WASHINGTON, D.C. – Today, U.S. Senators Mark R. Warner and Tim Kaine—who serves on the Senate Health, Education, Labor and Pensions Committee—released the following statements applauding Eli Lilly, Novo Nordisk, and Sanofi for officially lowering the cost of their insulin products to $35 per month for most patients. The companies’ moves, which came in 2023 for Eli Lilly and January 1, 2024 for Novo Nordisk and Sanofi, followed the implementation of provisions from the Inflation Reduction Act (IRA), which both senators voted for and passed by one vote in the Senate, to incentivize drug manufacturers to slash prices.

“When we capped insulin at $35 a month for Medicare patients as part of the Inflation Reduction Act, we put pressure on big pharmaceutical companies to do the same, and we are seeing the impact,” said Warner. “As we start the New Year, millions of Americans will pay less for the medication they need. As we move into 2024, the Senate Finance Committee will keep working on measures to lower drug prices and improve transparency for all Americans.”  

“I appreciate Eli Lilly, Novo Nordisk, and Sanofi’s decisions to step up to the plate with these $35 monthly insulin caps,” said Kaine. “No Virginian should have to ration the medication they need to stay alive. That’s why I was proud to vote for the Inflation Reduction Act, which passed in the Senate by one vote, to push drug manufacturers to lower the cost of lifesaving medications, including insulin. Making prescription drugs more affordable is one of my top priorities on the Senate Health, Education, Labor and Pensions Committee, and I look forward to building on this progress.”

Specifically, the IRA set an out-of-pocket price cap for insulin at $35 per month for Americans covered by Medicare, and required drug companies to pay a rebate to the government if drug prices rise faster than inflation, spurring manufacturers to make similar changes to the cost of insulin for other patients who aren’t on Medicare.

According to a Kaiser Family Foundation analysis, one in four people with private health insurance paid more than $35 per month for their insulin in 2018. The Kaiser Family Foundation also estimates than more than 5% of insulin users pay more than $150 per month for insulin. The American Diabetes Association found that diabetics account for $1 of every $4 spent on health care in the U.S.

The senators have long prioritized lowering the cost of and expanding the domestic supply chain for prescription drugs. Last year, Warner and Kaine announced the designation of the Richmond/Petersburg Advanced Pharmaceutical Manufacturing Tech Hub, which they supported to help ensure that critical pharmaceuticals, including insulin, are manufactured in America using innovative, cost-saving techniques. The senators repeatedly introduced legislation to allow Medicare to negotiate the best price of prescription drugs for seniors enrolled in Medicare Part D—a major cost-reducing measure that is now law thanks to the IRA.

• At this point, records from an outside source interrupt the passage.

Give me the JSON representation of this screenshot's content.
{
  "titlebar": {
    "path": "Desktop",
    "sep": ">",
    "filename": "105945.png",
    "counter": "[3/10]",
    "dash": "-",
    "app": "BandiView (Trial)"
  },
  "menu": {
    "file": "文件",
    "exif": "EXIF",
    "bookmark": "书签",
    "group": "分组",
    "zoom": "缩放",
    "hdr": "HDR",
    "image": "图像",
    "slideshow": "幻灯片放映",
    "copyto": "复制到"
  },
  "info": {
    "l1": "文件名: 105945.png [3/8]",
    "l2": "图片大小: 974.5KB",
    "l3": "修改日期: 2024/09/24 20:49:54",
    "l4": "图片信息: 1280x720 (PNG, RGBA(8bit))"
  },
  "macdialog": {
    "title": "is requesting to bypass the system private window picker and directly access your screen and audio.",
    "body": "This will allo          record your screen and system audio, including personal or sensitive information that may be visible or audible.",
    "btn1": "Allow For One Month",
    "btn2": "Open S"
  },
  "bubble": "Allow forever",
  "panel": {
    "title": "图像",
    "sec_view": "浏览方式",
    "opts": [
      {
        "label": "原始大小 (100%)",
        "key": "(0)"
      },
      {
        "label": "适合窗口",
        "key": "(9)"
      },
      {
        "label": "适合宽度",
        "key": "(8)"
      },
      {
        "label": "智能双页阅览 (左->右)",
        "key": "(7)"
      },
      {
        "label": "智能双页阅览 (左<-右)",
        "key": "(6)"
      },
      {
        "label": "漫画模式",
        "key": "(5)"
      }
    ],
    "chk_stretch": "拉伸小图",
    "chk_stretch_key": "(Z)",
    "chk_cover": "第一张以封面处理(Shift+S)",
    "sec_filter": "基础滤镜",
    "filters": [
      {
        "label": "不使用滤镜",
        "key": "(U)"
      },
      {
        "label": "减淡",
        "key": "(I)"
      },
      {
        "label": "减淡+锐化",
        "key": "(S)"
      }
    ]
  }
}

Additionally, Warner, a member of the Senate Finance Committee, helped author the Modernizing and Ensuring PBM Accountability (MEPA) Act, bipartisan legislation approved by the Committee in July 2023 to help address rising prescription drug prices by regulating the middlemen who manage prescription drug benefits on behalf of health insurers. The Finance Committee also recently approved Warner-authored legislation to help lower-income seniors enroll in Medicare.

Kaine has led the introduction of the Medicare-X Choice Act, which would improve health care coverage and lower costs for Americans, and cosponsored legislation to allow Medicare to negotiate prescription drug costs for seniors. In 2023, Kaine worked with Senators Jon Tester (D-MT) and Roger Marshall (R-KS) to introduce the Delinking Revenue from Unfair Gouging (DRUG) Act to lower drug costs and prevent massive Pharmacy Benefit Managers (PBMs) from price gouging consumers. Last month, Kaine and Marshall led a bipartisan group of senators in urging the Department of Health and Human Services (HHS), the Department of Labor (DOL), and the Department of the Treasury to lower out-of-pocket costs for prescription drugs by enforcing a rule limiting the use of harmful “copay accumulators.”